*** Begin section ***

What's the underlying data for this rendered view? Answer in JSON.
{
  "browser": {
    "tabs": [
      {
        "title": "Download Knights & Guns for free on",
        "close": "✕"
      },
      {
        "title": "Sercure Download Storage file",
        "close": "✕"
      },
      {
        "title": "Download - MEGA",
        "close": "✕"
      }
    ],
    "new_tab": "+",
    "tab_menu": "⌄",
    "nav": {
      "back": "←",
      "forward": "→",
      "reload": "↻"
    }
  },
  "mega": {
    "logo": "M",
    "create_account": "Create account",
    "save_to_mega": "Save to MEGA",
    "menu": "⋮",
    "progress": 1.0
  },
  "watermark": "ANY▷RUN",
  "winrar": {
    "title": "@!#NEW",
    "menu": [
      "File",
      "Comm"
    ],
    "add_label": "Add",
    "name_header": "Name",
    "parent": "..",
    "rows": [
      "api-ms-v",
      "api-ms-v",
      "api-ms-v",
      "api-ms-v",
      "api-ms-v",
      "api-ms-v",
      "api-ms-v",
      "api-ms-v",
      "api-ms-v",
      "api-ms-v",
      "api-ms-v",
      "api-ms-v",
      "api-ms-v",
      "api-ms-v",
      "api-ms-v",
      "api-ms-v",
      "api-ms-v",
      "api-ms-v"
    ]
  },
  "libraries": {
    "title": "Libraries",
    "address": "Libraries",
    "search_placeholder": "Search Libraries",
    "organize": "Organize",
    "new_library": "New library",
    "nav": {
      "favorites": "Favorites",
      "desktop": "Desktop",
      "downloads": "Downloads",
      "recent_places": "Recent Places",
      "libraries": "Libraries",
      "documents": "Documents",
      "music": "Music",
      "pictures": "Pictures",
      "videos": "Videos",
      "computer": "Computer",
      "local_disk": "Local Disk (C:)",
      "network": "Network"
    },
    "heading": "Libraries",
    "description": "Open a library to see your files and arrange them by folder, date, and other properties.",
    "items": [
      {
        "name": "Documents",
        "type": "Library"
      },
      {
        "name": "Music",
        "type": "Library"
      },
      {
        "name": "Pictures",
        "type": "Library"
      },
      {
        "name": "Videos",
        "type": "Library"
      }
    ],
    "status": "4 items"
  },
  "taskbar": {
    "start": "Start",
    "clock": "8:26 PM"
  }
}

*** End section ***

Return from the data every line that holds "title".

## RESULT OF THIS TASK
        "title": "Download Knights & Guns for free on",
        "title": "Sercure Download Storage file",
        "title": "Download - MEGA",
    "title": "@!#NEW",
    "title": "Libraries",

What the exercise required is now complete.